After spending hundreds of years searching for a child predestined to become Merlin's replacement, master sorcerer Balthazar (Nicolas Cage) meets a young apprentice, whom he must train to fight his evil nemesis, who is planning to unleash a spell to raise the dead and rule the world.

  • Starring: Nicolas Cage and Jay Baruchel
  • Director(s): Jon Turteltaub
  • Producer(s): Jerry Bruckheimer
  • Screenwriter(s): Doug Miro, Carlo Bernard, Matt Lopez
  • Distributor: Walt Disney Pictures
  • Animal Coordinator: Animal Action, Inc.
  • Release Date: Wednesday, July 14, 2010

Featured Animal Action

Dog Action

Throughout the film, Dave (Jay Baruchel) has a pet bulldog named Tank, who is seen performing such mild action as sitting, standing, lying, being held or petted, and licking prop electrical cords. For all of these scenes, whether with a puppy or an adult dog, trainers used hand signals and verbal commands to cue the mild action, which the trained dog was accustomed to performing. The dog was also cued to lift its leg as if urinating — the "urine" was added in post-production.

For scenes in which Tank is on Dave's lap in a moving car, the vehicle never actually moved — the movement was simulated using projected images on screens around the windows. The trainer stood just off-camera and cued the dog to react in certain ways. For intense stunt action, such as the car moving fast or being crushed, the dog was not in the vehicle.

The leashed dog seen with the woman on the sidewalks of New York was handed to the actress moments before filming this brief and mild action.

Wolf Action
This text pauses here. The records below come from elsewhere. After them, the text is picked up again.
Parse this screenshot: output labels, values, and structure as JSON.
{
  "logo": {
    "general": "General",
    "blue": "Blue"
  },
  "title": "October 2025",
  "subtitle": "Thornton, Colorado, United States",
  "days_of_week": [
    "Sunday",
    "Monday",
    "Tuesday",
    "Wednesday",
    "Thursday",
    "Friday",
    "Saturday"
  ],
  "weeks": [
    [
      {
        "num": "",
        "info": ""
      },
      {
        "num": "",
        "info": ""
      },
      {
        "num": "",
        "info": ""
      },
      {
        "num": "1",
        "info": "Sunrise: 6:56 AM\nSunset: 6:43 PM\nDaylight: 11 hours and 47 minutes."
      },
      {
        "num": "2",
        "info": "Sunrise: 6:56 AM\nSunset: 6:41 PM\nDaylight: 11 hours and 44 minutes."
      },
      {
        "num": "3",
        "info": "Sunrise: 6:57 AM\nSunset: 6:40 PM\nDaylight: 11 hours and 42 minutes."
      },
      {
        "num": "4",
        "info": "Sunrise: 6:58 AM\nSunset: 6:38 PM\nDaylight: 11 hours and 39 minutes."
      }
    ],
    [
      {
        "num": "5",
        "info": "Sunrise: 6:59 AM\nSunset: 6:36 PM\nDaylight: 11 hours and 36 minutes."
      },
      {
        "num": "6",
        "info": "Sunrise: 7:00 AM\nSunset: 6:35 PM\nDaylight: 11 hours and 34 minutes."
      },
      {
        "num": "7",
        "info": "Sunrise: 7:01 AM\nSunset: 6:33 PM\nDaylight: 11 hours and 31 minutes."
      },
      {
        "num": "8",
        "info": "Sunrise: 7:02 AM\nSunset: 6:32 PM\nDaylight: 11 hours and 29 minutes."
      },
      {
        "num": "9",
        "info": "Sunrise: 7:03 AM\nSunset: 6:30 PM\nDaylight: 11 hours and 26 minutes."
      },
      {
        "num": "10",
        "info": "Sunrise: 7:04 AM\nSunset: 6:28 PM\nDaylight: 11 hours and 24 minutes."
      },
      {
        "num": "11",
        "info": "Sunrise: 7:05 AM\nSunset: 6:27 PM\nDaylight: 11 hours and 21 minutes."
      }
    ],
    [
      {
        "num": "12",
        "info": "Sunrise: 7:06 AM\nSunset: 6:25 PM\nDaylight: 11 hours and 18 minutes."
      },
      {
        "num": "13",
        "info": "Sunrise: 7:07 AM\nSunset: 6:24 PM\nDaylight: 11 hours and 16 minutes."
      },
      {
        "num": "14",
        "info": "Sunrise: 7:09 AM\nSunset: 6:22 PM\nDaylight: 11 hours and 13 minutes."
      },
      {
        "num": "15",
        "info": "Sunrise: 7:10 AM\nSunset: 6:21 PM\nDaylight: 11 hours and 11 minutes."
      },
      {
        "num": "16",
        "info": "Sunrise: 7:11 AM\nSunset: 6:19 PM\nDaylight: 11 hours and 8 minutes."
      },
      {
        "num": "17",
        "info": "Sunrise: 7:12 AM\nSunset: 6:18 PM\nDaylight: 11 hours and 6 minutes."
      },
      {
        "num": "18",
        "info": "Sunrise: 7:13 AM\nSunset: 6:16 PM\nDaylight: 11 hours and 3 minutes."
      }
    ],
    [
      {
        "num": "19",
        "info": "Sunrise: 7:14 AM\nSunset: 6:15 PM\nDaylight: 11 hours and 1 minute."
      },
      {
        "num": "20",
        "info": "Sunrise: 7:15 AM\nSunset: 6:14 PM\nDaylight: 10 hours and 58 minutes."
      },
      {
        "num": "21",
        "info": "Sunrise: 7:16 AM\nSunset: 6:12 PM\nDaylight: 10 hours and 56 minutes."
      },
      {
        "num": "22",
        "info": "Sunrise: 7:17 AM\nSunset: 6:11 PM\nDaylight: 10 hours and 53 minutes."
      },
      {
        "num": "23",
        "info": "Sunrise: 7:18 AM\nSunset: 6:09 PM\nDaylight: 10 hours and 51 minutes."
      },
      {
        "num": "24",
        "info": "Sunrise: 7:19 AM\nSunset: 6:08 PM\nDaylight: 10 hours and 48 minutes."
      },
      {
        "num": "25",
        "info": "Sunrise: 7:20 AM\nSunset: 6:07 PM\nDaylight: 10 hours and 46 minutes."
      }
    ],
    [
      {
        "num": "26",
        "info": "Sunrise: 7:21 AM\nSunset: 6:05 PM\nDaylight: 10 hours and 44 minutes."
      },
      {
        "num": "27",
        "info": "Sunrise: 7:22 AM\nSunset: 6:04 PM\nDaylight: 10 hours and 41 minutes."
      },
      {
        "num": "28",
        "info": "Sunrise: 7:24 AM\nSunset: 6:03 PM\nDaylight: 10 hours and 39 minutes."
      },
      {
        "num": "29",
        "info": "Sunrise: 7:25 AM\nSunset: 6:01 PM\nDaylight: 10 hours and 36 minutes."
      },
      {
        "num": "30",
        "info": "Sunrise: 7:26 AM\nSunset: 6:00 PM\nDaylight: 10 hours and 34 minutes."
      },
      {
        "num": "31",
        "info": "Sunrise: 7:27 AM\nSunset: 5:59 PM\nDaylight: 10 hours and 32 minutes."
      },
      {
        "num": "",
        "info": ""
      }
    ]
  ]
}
The wolves in the film were actually highly trained wolf-dog hybrids that ran upstairs in front of a green screen and a jumped from a prop (green screen) platform made to look like a subway platform. The wolf "running into" a turnstile was also achieved via green screen and trained run and stop commands. Trainers cued the action in this well-choreographed scene. The wolves were extensively rehearsed to perform the running and jumping action. For the scene in which the wolf puppies are on Dave's chest, trainers gently tossed two Husky puppies a few inches onto the actor's chest, and instructed him to pet them. This scene was brief and well-rehearsed.

Horse, Cattle and Background Action

The cattle, oxen and other background animals at the Indian outdoor market were placed on their marks and either allowed to graze at liberty or on lead ropes held by actors. Costumed trainers were in the scene during filming, which took place on an enclosed sound stage. All horseback riders were stunt riders or experienced actors skilled at riding. Horse-drawn carriages had experienced drivers and teams of horses familiar with each other. The torches were props with controlled fire effects.

Snake Action

A boy holds snakes around his neck and arms while surrounded by dozens of snakes on the ground. Trainers arranged the harmless snakes on the ground and instructed the young actor where to sit, placing the snakes on the boy moments before filming. This was a brief scene filmed on a secured set surrounded by trainers, who retrieved the snakes right after filming.

Pigeon Action

Pigeons fly away as Balthazar lands his metal bird. He then picks up an injured pigeon, ties a string around its leg, and releases it to fly off. The pigeons flew out from a release box held by off-screen trainers. They were all homing pigeons and they all arrived back home safely. The actor was instructed on the handling of the "injured" bird before filming began. A trainer placed the bird on the ground right before cameras rolled. The actor picked up the pigeon and pretended to tie a monofilament line around the leg of the bird. The bird took flight from the actor's hand.

Other Animals

Butterflies, roaches and all the insects in the film were computer-generated imagery.

The production provided documentation for the prop taxidermy animals (bear, owl, etc.) and pelts seen in Balthazar's magic shop.

American Humane also monitored a frog scene, which was cut from the theatrical release.